● YOUR TASK: Go through the data and copy each line that holds "title".

● TASK INPUTS:
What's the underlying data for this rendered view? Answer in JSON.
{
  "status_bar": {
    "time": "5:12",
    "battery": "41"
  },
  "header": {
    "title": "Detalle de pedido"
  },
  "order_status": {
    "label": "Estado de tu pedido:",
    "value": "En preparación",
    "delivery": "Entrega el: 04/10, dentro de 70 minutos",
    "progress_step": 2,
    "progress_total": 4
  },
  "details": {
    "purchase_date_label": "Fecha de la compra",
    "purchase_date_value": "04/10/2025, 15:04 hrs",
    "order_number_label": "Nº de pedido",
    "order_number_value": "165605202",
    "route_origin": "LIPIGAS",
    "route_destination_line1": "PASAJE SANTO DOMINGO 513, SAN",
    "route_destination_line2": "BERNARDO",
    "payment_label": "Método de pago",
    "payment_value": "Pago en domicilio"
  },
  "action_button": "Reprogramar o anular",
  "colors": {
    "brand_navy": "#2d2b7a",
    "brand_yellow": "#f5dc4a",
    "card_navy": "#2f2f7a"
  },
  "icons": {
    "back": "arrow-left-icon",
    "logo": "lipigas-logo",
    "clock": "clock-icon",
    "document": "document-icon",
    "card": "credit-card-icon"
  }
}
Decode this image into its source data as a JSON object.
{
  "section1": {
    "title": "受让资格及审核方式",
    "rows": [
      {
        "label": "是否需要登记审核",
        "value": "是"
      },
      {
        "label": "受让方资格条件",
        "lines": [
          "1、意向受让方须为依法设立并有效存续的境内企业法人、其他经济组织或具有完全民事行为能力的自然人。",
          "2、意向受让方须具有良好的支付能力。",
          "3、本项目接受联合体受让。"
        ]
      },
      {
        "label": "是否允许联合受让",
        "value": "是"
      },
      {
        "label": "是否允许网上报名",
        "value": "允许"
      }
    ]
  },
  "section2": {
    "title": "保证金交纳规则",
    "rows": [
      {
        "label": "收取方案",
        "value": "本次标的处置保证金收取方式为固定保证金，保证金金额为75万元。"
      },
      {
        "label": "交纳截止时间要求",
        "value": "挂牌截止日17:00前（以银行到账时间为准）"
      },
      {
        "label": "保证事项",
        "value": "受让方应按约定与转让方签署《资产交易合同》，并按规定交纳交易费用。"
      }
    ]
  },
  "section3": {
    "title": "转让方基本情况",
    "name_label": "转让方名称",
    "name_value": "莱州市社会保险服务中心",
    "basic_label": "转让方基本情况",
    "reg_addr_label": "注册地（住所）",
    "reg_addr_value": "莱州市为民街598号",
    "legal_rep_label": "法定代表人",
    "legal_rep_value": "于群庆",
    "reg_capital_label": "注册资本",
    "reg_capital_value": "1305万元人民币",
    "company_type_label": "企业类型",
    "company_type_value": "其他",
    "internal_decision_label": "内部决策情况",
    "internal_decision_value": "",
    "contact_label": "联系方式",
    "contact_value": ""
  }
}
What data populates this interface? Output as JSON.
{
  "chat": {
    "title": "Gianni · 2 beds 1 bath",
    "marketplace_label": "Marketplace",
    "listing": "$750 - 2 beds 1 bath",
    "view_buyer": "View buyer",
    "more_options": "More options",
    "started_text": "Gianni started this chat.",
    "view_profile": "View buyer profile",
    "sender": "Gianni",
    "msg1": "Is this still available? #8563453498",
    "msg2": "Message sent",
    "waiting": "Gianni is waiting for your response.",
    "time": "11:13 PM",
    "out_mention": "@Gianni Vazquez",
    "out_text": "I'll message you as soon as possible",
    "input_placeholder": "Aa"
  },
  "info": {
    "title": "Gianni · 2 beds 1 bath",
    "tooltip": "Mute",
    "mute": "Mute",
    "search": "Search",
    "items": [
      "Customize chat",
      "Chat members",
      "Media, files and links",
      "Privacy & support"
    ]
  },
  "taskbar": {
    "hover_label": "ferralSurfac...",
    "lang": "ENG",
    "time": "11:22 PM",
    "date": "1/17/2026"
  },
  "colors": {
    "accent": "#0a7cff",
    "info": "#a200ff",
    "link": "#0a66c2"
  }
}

● SOLUTION BELOW:
    "title": "Detalle de pedido"
    "title": "受让资格及审核方式",
    "title": "保证金交纳规则",
    "title": "转让方基本情况",
    "title": "Gianni · 2 beds 1 bath",
    "title": "Gianni · 2 beds 1 bath",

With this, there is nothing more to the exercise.